  • Anita Jenkins

    says:

    So timely, Frances. My university studies were in English literature, and I am disturbed by the stories I hear about the culture that university students and profs are living in today. How a text that is judged to be «filth» or not «respectful» has to be either taken off the list or presented with «trigger warnings.» What? Art pushes the envelope and good conversations include willingness to hear things that you disagree with are not comfortable with.

    • Rosemary Shipton

      says:

      I find it especially annoying when the texts are a few decades or centuries old, and the writers are simply reflecting the views current at the time.

  • Congratulations on an excellent post.
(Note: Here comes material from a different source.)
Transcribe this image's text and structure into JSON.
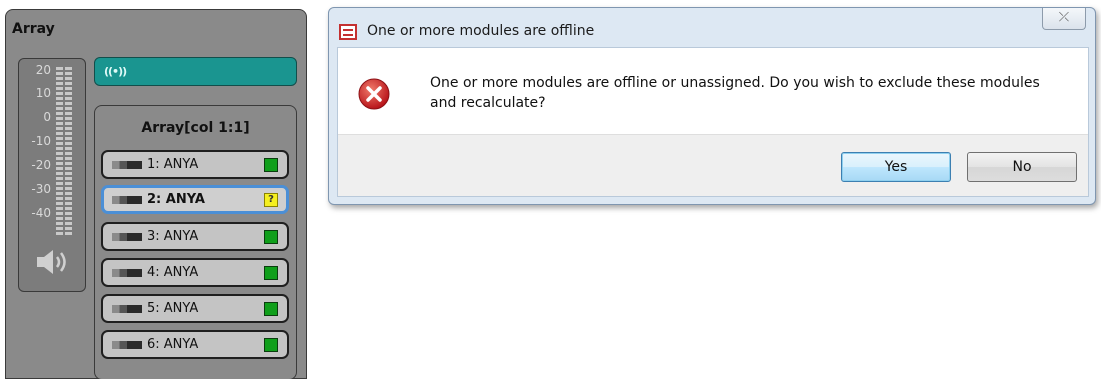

It’s important to remember that editors, like lawyers, sometimes have to take on the unpopular cases, because everyone has the right to good editing. (Hmm, maybe we need the Public Editors office?) I don’t think that contradicts an editor’s right to turn down work that makes them uncomfortable–that’s fundamental– but these days, passing a manuscript along to another editor who would be more suitable is ridiculously easy.
    I also salute your courage for taking this topic on. I confess to chickening out when presented with a similar opportunity. I was offered unique access to the zoo community through an informant just as the internet was allowing these individuals to connect and start to build community. I had just graduated with my PhD in sociology and was looking for my next big topic. I recognized there was a significant book to be written on the topic, not just of beastality, but the impact of social media on identity, deviance, and community. But I had been just been hired at a university in a very conservative community and I thought to myself, «better wait until you have tenure». But of course by then, someone else had done that study and I was off onto other topics. Always a bit ashamed of my cowardice, but also…not sure I’d take that on today either. Hat off to you.

    • Frances Peck

      says:

      Quite the coincidence, Robert. There can’t be many of us in the editing community who’ve been approached to work on this topic. Your reasons for turning the project down sound pretty understandable.

      Curiously, I wrestled less with the decision to edit this book than with the decision to be acknowledged in it. The author kindly said she would understand if I didn’t want to be mentioned by name. That really got me thinking about the worst possible consequences. Would people accuse me of being a zoo? Would I get blacklisted for being creepy or deviant?

      I thought of all the books I’d read about little-known aspects of human behaviour and realized that I’d always admired, not reviled, the authors and the editors who told those stories. I thought, too, about my own life and family. Growing up, I learned that three members of my family were gay: one firmly in the closet, one who emerged and one in between. Back then it was a lot harder to be gay. Homosexuality kind of lurked in the shadows. What if 20th-century authors had refused to write about homosexuality, and editors had refused to edit their work? Where would gay rights be without those publications?

      So I said yes to being acknowledged and figured I’d deal with the consequences if any came my way.

      The brave person here, after all, is the author. Carreen threw herself into this book, consequences be damned. And the other brave people, well probably the bravest, are the ones who were willing to share their stories with her.

  • Excellent article, Frances, and so timely during Freedom to Read week. To me, if a book or article is written articulately and sincerely, it deserves to be edited professionally. Kudos to you to being open to this and brave enough to take it on.
    The most difficult material I have edited deals with religious/spiritual experiences. This is very challenging because it’s sometimes hard to distinguish between faith, charlatanism, and even mental illness.

  • Rachel

    says:

    Thank you for writing this, Frances! I applaud you for taking on the project. I’ve edited controversial content before but I’ve thought a lot about where I would draw the line — your post is making me think more about why I would draw the line, and if perhaps I need to cross it in some cases.

Comments are closed.

To top